### ABOUT THIS EXERCISE
Working from the records beneath this line, reproduce each one exactly.

[Data records for software interfaces]
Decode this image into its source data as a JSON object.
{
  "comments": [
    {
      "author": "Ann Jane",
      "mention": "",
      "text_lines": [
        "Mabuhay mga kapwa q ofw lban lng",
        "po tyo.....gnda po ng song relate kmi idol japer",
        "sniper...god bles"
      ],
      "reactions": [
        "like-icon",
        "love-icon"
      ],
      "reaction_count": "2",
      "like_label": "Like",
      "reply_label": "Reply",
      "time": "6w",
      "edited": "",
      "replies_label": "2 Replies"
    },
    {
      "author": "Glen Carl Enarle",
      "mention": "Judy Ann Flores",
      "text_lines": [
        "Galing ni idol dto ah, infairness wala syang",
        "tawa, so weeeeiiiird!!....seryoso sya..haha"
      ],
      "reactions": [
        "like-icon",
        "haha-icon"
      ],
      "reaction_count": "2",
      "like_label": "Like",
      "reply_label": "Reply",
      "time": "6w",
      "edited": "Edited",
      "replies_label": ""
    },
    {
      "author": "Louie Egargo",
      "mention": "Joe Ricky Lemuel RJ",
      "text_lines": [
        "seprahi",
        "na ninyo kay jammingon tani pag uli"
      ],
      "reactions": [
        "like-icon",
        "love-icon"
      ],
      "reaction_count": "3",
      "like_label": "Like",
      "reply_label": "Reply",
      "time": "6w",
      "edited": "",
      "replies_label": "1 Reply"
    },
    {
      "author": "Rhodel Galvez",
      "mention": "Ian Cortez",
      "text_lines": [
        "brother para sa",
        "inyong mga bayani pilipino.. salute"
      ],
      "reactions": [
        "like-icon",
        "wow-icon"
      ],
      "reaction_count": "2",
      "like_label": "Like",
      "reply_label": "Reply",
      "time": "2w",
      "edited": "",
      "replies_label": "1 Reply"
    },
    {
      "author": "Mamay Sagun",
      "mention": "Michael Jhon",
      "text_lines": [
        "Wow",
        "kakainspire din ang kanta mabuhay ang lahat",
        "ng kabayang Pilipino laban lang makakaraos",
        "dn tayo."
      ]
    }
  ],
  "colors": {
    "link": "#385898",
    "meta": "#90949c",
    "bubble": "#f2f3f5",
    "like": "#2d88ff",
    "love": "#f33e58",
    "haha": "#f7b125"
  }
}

### ANSWER TO THIS TASK
Decode this image into its source data as a JSON object.
{
  "comments": [
    {
      "author": "Ann Jane",
      "mention": "",
      "text_lines": [
        "Mabuhay mga kapwa q ofw lban lng",
        "po tyo.....gnda po ng song relate kmi idol japer",
        "sniper...god bles"
      ],
      "reactions": [
        "like-icon",
        "love-icon"
      ],
      "reaction_count": "2",
      "like_label": "Like",
      "reply_label": "Reply",
      "time": "6w",
      "edited": "",
      "replies_label": "2 Replies"
    },
    {
      "author": "Glen Carl Enarle",
      "mention": "Judy Ann Flores",
      "text_lines": [
        "Galing ni idol dto ah, infairness wala syang",
        "tawa, so weeeeiiiird!!....seryoso sya..haha"
      ],
      "reactions": [
        "like-icon",
        "haha-icon"
      ],
      "reaction_count": "2",
      "like_label": "Like",
      "reply_label": "Reply",
      "time": "6w",
      "edited": "Edited",
      "replies_label": ""
    },
    {
      "author": "Louie Egargo",
      "mention": "Joe Ricky Lemuel RJ",
      "text_lines": [
        "seprahi",
        "na ninyo kay jammingon tani pag uli"
      ],
      "reactions": [
        "like-icon",
        "love-icon"
      ],
      "reaction_count": "3",
      "like_label": "Like",
      "reply_label": "Reply",
      "time": "6w",
      "edited": "",
      "replies_label": "1 Reply"
    },
    {
      "author": "Rhodel Galvez",
      "mention": "Ian Cortez",
      "text_lines": [
        "brother para sa",
        "inyong mga bayani pilipino.. salute"
      ],
      "reactions": [
        "like-icon",
        "wow-icon"
      ],
      "reaction_count": "2",
      "like_label": "Like",
      "reply_label": "Reply",
      "time": "2w",
      "edited": "",
      "replies_label": "1 Reply"
    },
    {
      "author": "Mamay Sagun",
      "mention": "Michael Jhon",
      "text_lines": [
        "Wow",
        "kakainspire din ang kanta mabuhay ang lahat",
        "ng kabayang Pilipino laban lang makakaraos",
        "dn tayo."
      ]
    }
  ],
  "colors": {
    "link": "#385898",
    "meta": "#90949c",
    "bubble": "#f2f3f5",
    "like": "#2d88ff",
    "love": "#f33e58",
    "haha": "#f7b125"
  }
}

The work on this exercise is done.